--- EXTRACTED DATA ---

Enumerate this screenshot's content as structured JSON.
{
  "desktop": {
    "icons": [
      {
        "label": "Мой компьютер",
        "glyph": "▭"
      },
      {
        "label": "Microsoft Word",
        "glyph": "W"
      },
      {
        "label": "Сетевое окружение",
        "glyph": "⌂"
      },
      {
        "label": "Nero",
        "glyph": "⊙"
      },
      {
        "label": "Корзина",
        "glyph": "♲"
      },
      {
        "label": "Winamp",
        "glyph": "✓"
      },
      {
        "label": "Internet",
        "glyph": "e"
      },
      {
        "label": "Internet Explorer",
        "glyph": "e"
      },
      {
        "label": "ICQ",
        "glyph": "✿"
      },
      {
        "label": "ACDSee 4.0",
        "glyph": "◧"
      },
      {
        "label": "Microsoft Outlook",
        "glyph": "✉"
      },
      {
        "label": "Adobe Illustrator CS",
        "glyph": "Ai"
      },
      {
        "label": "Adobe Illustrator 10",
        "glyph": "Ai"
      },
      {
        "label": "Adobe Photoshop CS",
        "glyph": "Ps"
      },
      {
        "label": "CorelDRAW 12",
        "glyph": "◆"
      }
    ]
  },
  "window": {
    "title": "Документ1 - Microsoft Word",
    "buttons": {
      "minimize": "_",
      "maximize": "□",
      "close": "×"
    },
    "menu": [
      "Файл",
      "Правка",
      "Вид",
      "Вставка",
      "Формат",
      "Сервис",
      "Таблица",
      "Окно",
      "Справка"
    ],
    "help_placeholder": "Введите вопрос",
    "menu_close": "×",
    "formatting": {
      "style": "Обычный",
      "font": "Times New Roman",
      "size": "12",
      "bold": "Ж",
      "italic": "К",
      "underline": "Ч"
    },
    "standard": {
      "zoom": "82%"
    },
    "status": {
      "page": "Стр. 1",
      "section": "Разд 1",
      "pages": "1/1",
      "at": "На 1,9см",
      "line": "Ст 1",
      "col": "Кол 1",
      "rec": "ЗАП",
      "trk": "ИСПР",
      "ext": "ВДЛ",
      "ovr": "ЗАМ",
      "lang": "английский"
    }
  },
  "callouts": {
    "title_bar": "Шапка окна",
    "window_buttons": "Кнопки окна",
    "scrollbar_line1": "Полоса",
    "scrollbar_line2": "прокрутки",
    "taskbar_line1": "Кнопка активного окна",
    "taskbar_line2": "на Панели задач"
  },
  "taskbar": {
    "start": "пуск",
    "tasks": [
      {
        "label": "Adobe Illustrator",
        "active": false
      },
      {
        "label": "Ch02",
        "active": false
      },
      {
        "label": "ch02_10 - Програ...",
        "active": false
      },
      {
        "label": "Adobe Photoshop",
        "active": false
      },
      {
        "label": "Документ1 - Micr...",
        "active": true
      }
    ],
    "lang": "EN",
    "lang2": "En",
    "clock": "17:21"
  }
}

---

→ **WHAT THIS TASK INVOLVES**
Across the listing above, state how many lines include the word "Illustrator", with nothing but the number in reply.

→ **TASK RESULT**
3